I work as a doctor in London and have three children under the age of 13. But in my spare time, I love making my own clothes – the results of which I share on my blog and Instagram feed, the Bright Blooms. I also co-host the un:CUT podcast, which features interviews with other makers.
As a child, I was drawn to embroidery and cross-stitch. Years later, while studying medicine at university, I taught myself to knit with the help of YouTube tutorials. Even after I qualified as a junior doctor, I would practise sewing on my days off, with the help of my trusty vintage Bernina sewing machine. When I had my children, I would make things for them, but then I began to make my own clothes – mainly as a way to have things in the exact colours and styles that I wanted.
As a Muslim woman who wears the hijab, it’s not always easy to find the right clothes, although there is a lot more choice now. I used to shop the sales a lot, or buy things that would do, and try to make them work. If the sleeves weren’t long enough, for example, I would add some material, or I would use styling tricks like layering. As I grow older, I find I have a much clearer idea of the styles I like.

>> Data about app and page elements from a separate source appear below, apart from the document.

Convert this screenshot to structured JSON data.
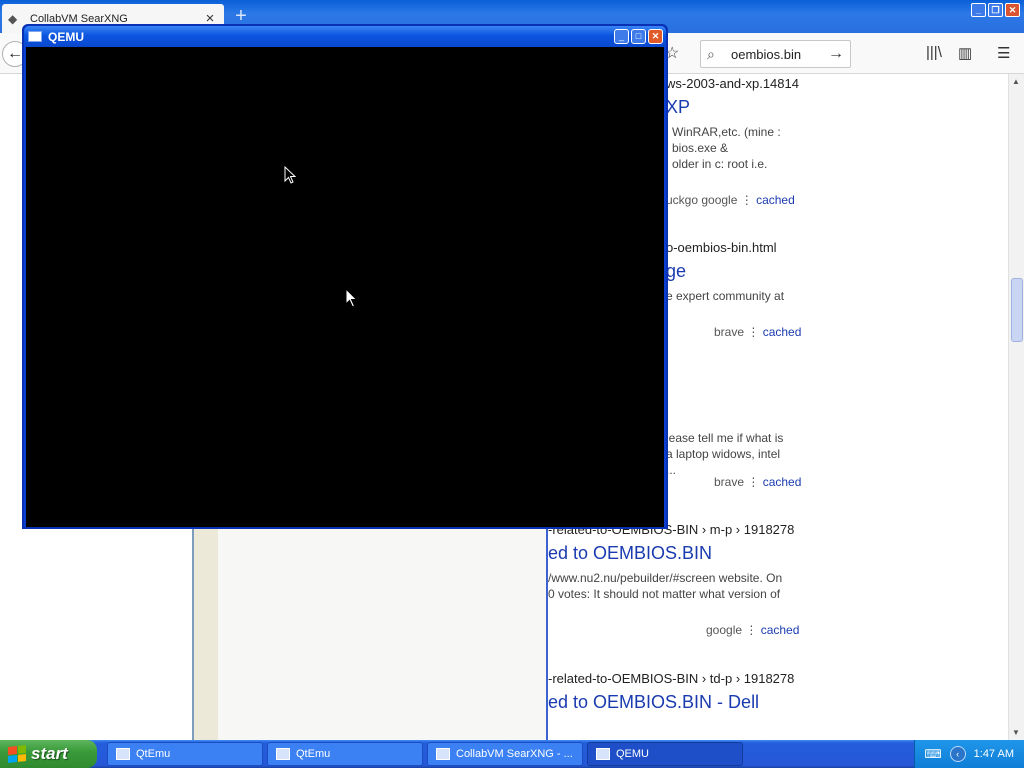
{
  "browser": {
    "tab": {
      "title": "CollabVM SearXNG",
      "close": "×"
    },
    "newtab": "+",
    "search": {
      "value": "oembios.bin"
    },
    "icons": {
      "back": "←",
      "star": "☆",
      "search": "⌕",
      "go": "→",
      "library": "|||\\",
      "sidebar": "▥",
      "menu": "☰"
    }
  },
  "results": [
    {
      "url": "ws-2003-and-xp.14814",
      "title": "XP",
      "snippet": [
        "WinRAR,etc. (mine :",
        "bios.exe &",
        "older in c: root i.e."
      ],
      "engines": "uckgo   google   ⋮   ",
      "cached": "cached"
    },
    {
      "url": "o-oembios-bin.html",
      "title": "ge",
      "snippet": [
        "e expert community at"
      ],
      "engines": "brave   ⋮   ",
      "cached": "cached"
    },
    {
      "url": "",
      "title": "",
      "snippet": [
        "lease tell me if what is",
        "a laptop widows, intel",
        "..."
      ],
      "engines": "brave   ⋮   ",
      "cached": "cached"
    },
    {
      "url": "-related-to-OEMBIOS-BIN › m-p › 1918278",
      "title": "ed to OEMBIOS.BIN",
      "snippet": [
        "/www.nu2.nu/pebuilder/#screen website. On",
        "0 votes: It should not matter what version of"
      ],
      "engines": "google   ⋮   ",
      "cached": "cached"
    },
    {
      "url": "-related-to-OEMBIOS-BIN › td-p › 1918278",
      "title": "ed to OEMBIOS.BIN - Dell",
      "snippet": [],
      "engines": "",
      "cached": ""
    }
  ],
  "qemu": {
    "title": "QEMU",
    "buttons": {
      "minimize": "_",
      "maximize": "□",
      "close": "✕"
    }
  },
  "taskbar": {
    "start_label": "start",
    "tasks": [
      {
        "label": "QtEmu"
      },
      {
        "label": "QtEmu"
      },
      {
        "label": "CollabVM SearXNG - ..."
      },
      {
        "label": "QEMU"
      }
    ],
    "clock": "1:47 AM",
    "tray_icons": {
      "keyboard": "⌨",
      "volume": "‹"
    }
  },
  "colors": {
    "xp_blue": "#2557d8",
    "start_green": "#3a9c3a",
    "link": "#1a3bb0"
  }
}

Over lockdown, I decided to have a bit of wardrobe clearout. I started by reviewing each piece in my closet, as though I was browsing a rail in a shop. I realised I was hanging on to things I was never going to wear.
The pieces that I most wanted to keep tended to be classic rather than trend-led items, the sort of things I know I’ll still be wearing in five or ten years’ time. I prioritised clothing I can adapt, hardworking pieces I can dress up or down, and items that fit me really well. Making my own clothes has taught me a lot about how things should actually fit. I love colour and pattern, so I kept a lot of my brightly coloured printed maxi skirts and blouses – if you keep to a coordinated palette, they’re easier to match. I also prioritised things made of natural fibres, as they last longer and feel great to wear.

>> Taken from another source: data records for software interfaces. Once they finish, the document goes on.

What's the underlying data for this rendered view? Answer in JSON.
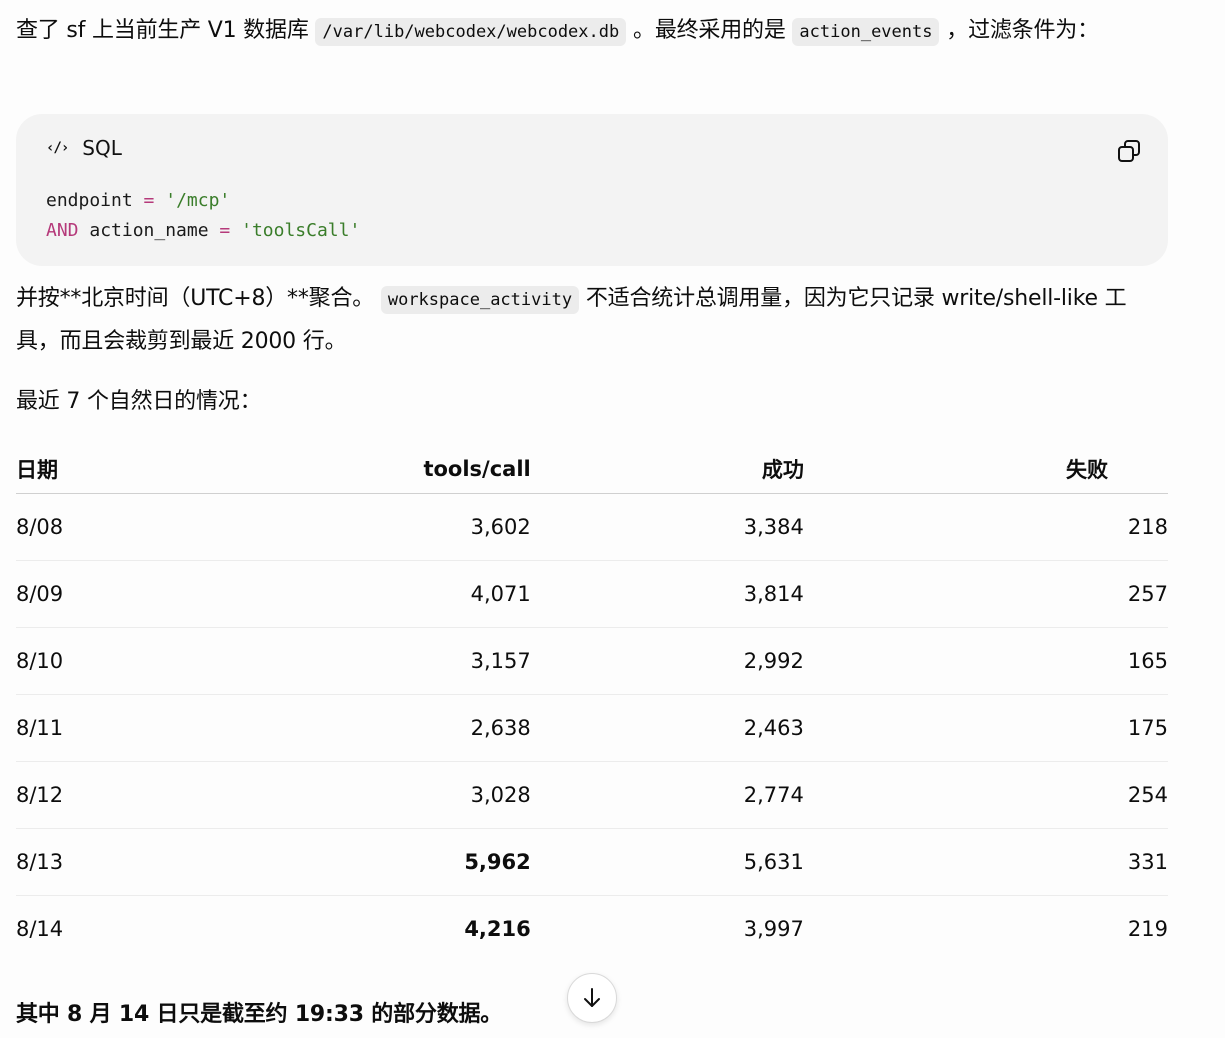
{
  "intro": {
    "text_a": "查了 sf 上当前生产 V1 数据库 ",
    "db_path": "/var/lib/webcodex/webcodex.db",
    "text_b": " 。最终采用的是 ",
    "table_name": "action_events",
    "text_c": " ，过滤条件为："
  },
  "code_block": {
    "language": "SQL",
    "line1": {
      "ident": "endpoint",
      "op": "=",
      "value": "'/mcp'"
    },
    "line2": {
      "kw": "AND",
      "ident": "action_name",
      "op": "=",
      "value": "'toolsCall'"
    }
  },
  "note": {
    "text_a": "并按**北京时间（UTC+8）**聚合。",
    "table_name": "workspace_activity",
    "text_b": " 不适合统计总调用量，因为它只记录 write/shell-like 工具，而且会裁剪到最近 2000 行。"
  },
  "summary_lead": "最近 7 个自然日的情况：",
  "table": {
    "headers": [
      "日期",
      "tools/call",
      "成功",
      "失败"
    ],
    "rows": [
      [
        "8/08",
        "3,602",
        "3,384",
        "218"
      ],
      [
        "8/09",
        "4,071",
        "3,814",
        "257"
      ],
      [
        "8/10",
        "3,157",
        "2,992",
        "165"
      ],
      [
        "8/11",
        "2,638",
        "2,463",
        "175"
      ],
      [
        "8/12",
        "3,028",
        "2,774",
        "254"
      ],
      [
        "8/13",
        "5,962",
        "5,631",
        "331"
      ],
      [
        "8/14",
        "4,216",
        "3,997",
        "219"
      ]
    ],
    "bold_calls_rows": [
      5,
      6
    ]
  },
  "footnote": "其中 8 月 14 日只是截至约 19:33 的部分数据。",
  "icons": {
    "code": "code-icon",
    "copy": "copy-icon",
    "scroll": "arrow-down-icon"
  }
}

I made sure any clothes and accessories I wanted to give away were in good condition, as charity shops find it hard to sell damaged items. But I’ll always try to mend things and give them a bit more life if I can. Cashmere, for example, tends to develop holes over time but there are some clever techniques I’ve discovered on Instagram to counteract this. One is called a “woolly tattoo”, where you design a flower or pattern to cover a hole. When mending items, you have to accept that it may never be perfectly restored to its former glory; so sometimes it’s better to actually highlight the “flaw” and make it beautiful and unique!
Once you’ve decided what you’re going to keep, it’s important to spend time working out how best to organise your things. I have open shelves on one side of my wardrobe where I keep my shoes, bags and jumpers. I’ve adopted the Marie Kondo vertical folding method, where you fold things face up, side by side. This means you can see everything in one go rather than having to pull things out and then, maybe, not put things back how they’re meant to be. It’s so helpful being able to see everything at a glance.

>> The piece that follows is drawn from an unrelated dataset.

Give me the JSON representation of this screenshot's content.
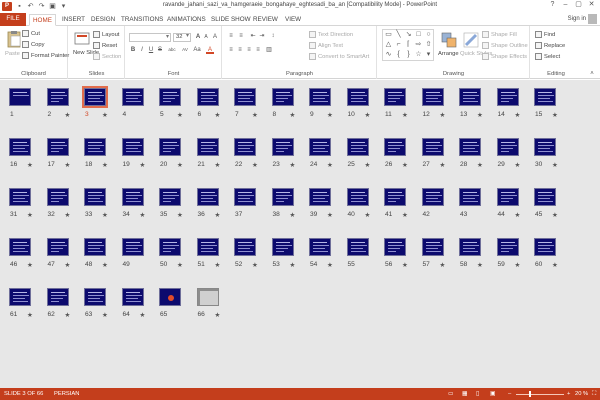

Having a wardrobe clearout and giving items away has made me feel that I have more space, both physically and mentally. Every piece in my wardrobe is something I love and have chosen to keep. Ultimately, knowing that your wardrobe will work for you in situations when you need it gives you confidence.
If you’re ready to have a wardrobe clear out, find out more about TK Maxx’s Give up clothes for good initiative, transforming the items you no longer need into funds to support Cancer Research UK’s life-saving research into children’s and young people’s cancers.